**Information supplied**
-- Opening Marker --
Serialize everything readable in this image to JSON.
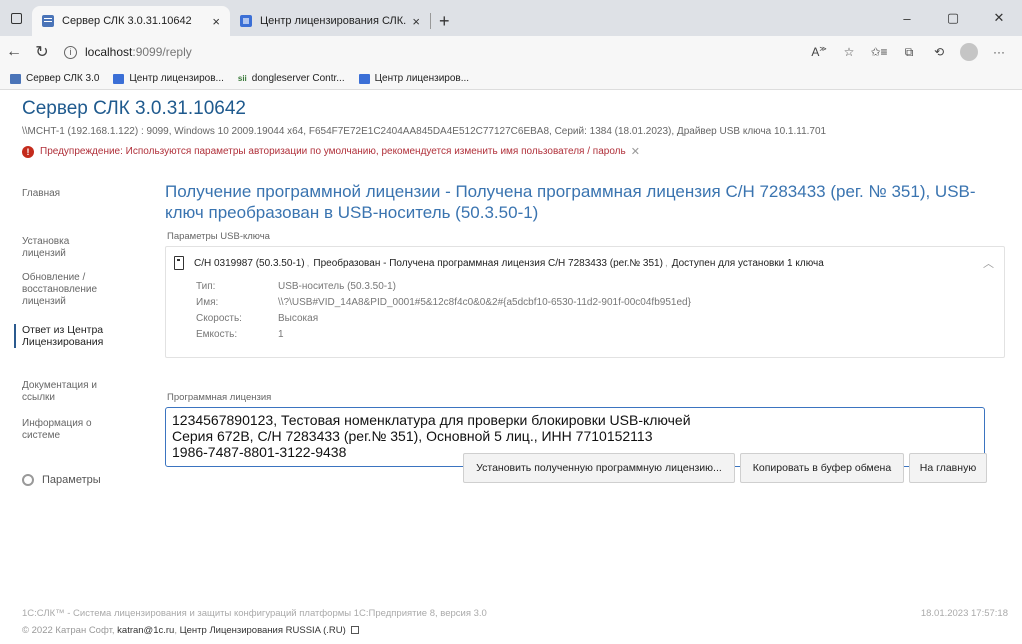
{
  "browser": {
    "tabs": [
      {
        "title": "Сервер СЛК 3.0.31.10642",
        "active": true
      },
      {
        "title": "Центр лицензирования СЛК.RU",
        "active": false
      }
    ],
    "tab_close": "×",
    "new_tab": "+",
    "window_controls": {
      "minimize": "–",
      "maximize": "▢",
      "close": "✕"
    },
    "url_host": "localhost",
    "url_path": ":9099/reply",
    "bookmarks": [
      {
        "label": "Сервер СЛК 3.0",
        "icon": "doc-icon"
      },
      {
        "label": "Центр лицензиров...",
        "icon": "page-icon"
      },
      {
        "label": "dongleserver Contr...",
        "icon": "sii-icon",
        "prefix": "sii"
      },
      {
        "label": "Центр лицензиров...",
        "icon": "page-icon"
      }
    ]
  },
  "header": {
    "title": "Сервер СЛК 3.0.31.10642",
    "info": "\\\\MCHT-1 (192.168.1.122) : 9099,  Windows 10 2009.19044 x64,  F654F7E72E1C2404AA845DA4E512C77127C6EBA8,  Серий: 1384 (18.01.2023),  Драйвер USB ключа 10.1.11.701",
    "warning": "Предупреждение: Используются параметры авторизации по умолчанию, рекомендуется изменить имя пользователя / пароль"
  },
  "sidebar": {
    "items": [
      {
        "label": "Главная",
        "active": false
      },
      {
        "label": "Установка\nлицензий",
        "active": false
      },
      {
        "label": "Обновление /\nвосстановление\nлицензий",
        "active": false
      },
      {
        "label": "Ответ из Центра\nЛицензирования",
        "active": true
      },
      {
        "label": "Документация и\nссылки",
        "active": false
      },
      {
        "label": "Информация о\nсистеме",
        "active": false
      }
    ],
    "params_label": "Параметры"
  },
  "main": {
    "title": "Получение программной лицензии - Получена программная лицензия С/Н 7283433 (рег. № 351), USB-ключ преобразован в USB-носитель (50.3.50-1)",
    "usb_section_label": "Параметры USB-ключа",
    "usb_key": {
      "serial": "С/Н 0319987 (50.3.50-1)",
      "status": "Преобразован - Получена программная лицензия С/Н 7283433 (рег.№ 351)",
      "available": "Доступен для установки 1 ключа",
      "fields": [
        {
          "k": "Тип:",
          "v": "USB-носитель (50.3.50-1)"
        },
        {
          "k": "Имя:",
          "v": "\\\\?\\USB#VID_14A8&PID_0001#5&12c8f4c0&0&2#{a5dcbf10-6530-11d2-901f-00c04fb951ed}"
        },
        {
          "k": "Скорость:",
          "v": "Высокая"
        },
        {
          "k": "Емкость:",
          "v": "1"
        }
      ]
    },
    "license_section_label": "Программная лицензия",
    "license_text": "1234567890123, Тестовая номенклатура для проверки блокировки USB-ключей\nСерия 672В, С/Н 7283433 (рег.№ 351), Основной 5 лиц., ИНН 7710152113\n1986-7487-8801-3122-9438",
    "buttons": {
      "install": "Установить полученную программную лицензию...",
      "copy": "Копировать в буфер обмена",
      "home": "На главную"
    }
  },
  "footer": {
    "line1": "1С:СЛК™ - Система лицензирования и защиты конфигураций платформы 1С:Предприятие 8, версия 3.0",
    "datetime": "18.01.2023 17:57:18",
    "copyright": "© 2022 Катран Софт,",
    "email": "katran@1c.ru",
    "center_link": "Центр Лицензирования RUSSIA (.RU)"
  }
}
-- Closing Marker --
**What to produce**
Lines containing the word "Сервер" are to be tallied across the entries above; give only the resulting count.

**Solution to this exercise**
3